**Exercise details**.
Run through the records and show each line that includes the string "this".

App and web page records
>>>>
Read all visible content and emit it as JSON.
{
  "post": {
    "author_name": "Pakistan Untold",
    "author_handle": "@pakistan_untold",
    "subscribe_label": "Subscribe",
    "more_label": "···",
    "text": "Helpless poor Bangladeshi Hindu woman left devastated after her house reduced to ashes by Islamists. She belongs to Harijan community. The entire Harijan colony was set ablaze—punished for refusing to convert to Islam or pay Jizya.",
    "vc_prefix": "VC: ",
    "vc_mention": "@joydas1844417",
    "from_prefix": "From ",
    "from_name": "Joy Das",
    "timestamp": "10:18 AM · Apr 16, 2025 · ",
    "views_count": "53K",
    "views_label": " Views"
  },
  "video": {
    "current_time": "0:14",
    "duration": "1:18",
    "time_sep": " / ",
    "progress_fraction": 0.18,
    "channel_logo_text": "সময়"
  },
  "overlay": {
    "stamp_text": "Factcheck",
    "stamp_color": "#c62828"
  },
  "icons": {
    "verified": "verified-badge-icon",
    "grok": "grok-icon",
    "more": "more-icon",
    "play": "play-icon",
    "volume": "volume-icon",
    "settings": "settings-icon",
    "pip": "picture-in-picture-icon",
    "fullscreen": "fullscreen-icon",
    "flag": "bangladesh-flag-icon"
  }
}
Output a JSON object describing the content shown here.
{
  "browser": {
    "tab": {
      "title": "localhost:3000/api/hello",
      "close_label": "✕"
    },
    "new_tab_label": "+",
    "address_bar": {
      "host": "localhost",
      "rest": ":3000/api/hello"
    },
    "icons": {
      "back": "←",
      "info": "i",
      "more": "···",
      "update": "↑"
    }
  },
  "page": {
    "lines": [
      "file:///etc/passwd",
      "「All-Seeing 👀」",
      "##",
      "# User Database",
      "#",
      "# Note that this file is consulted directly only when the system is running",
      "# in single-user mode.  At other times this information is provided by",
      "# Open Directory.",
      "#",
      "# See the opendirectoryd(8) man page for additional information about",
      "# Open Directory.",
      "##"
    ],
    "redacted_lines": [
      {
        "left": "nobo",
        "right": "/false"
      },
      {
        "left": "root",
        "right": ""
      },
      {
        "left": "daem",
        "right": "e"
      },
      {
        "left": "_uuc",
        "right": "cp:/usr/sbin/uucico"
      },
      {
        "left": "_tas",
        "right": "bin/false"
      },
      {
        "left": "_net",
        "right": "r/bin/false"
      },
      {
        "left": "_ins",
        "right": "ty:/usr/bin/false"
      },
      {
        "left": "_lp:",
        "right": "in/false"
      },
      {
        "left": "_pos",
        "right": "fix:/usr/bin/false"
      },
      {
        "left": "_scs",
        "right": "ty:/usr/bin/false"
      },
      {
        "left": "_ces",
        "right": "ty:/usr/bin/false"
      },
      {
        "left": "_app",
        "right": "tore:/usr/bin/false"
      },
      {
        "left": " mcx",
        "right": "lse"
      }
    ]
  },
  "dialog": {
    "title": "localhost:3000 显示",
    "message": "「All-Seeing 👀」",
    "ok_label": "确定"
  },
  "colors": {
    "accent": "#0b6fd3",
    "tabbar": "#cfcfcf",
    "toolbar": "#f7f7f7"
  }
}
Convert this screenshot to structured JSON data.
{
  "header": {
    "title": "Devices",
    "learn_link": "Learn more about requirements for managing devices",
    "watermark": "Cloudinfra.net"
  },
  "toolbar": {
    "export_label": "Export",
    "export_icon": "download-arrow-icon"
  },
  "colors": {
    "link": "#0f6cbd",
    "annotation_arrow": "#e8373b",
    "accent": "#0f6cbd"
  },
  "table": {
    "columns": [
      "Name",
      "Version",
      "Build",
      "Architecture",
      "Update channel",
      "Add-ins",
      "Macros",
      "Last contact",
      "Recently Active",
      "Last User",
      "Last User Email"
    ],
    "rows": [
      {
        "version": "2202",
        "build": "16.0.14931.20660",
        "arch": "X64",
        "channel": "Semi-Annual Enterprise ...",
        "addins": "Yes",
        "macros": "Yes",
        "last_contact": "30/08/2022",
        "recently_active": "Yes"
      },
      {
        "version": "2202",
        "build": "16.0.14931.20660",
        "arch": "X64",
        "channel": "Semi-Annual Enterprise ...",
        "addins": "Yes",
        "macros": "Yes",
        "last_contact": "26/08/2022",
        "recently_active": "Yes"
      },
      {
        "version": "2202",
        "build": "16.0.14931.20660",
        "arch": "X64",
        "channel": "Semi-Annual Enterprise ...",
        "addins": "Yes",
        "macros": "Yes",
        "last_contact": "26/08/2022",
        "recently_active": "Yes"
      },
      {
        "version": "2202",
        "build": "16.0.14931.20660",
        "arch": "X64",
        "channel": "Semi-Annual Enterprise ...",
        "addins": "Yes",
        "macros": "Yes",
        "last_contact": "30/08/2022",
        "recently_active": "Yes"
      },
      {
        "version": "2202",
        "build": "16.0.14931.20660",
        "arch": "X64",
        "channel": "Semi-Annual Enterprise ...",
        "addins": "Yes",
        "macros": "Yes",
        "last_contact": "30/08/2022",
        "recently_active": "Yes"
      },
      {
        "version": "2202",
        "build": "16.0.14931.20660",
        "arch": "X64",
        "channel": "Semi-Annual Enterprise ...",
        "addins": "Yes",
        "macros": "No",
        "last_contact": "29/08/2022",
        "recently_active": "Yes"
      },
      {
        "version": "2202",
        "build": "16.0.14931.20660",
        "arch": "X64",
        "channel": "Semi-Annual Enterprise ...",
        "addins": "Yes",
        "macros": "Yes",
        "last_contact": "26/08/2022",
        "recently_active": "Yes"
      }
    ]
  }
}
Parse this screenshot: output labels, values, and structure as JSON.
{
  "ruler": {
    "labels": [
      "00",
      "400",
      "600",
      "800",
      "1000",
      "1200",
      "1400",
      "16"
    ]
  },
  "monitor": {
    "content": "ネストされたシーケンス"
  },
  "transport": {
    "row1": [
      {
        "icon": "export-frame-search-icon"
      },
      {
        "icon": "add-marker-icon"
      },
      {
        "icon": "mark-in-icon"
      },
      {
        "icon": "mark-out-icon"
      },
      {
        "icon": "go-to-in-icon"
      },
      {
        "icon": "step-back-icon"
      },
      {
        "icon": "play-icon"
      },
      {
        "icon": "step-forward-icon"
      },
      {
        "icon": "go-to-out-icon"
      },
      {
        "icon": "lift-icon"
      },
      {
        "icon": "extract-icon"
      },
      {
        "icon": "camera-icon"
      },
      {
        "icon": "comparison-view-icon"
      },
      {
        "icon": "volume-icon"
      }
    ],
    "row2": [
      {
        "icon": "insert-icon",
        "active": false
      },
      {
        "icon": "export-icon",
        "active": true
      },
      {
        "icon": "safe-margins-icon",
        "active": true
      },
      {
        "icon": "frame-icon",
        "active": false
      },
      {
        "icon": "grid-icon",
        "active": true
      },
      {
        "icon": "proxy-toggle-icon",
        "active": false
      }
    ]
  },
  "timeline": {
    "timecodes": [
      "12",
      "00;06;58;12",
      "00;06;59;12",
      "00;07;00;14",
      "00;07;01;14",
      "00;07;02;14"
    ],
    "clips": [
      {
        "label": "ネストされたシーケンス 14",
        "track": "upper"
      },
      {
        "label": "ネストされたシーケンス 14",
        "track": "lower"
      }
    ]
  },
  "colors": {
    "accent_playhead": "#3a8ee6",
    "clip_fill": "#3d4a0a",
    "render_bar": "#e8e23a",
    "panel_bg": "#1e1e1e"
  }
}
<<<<
**Final answer**.
      "# Note that this file is consulted directly only when the system is running",
      "# in single-user mode.  At other times this information is provided by",
Convert this screenshot to structured JSON data.
Parse this screenshot: output labels, values, and structure as JSON.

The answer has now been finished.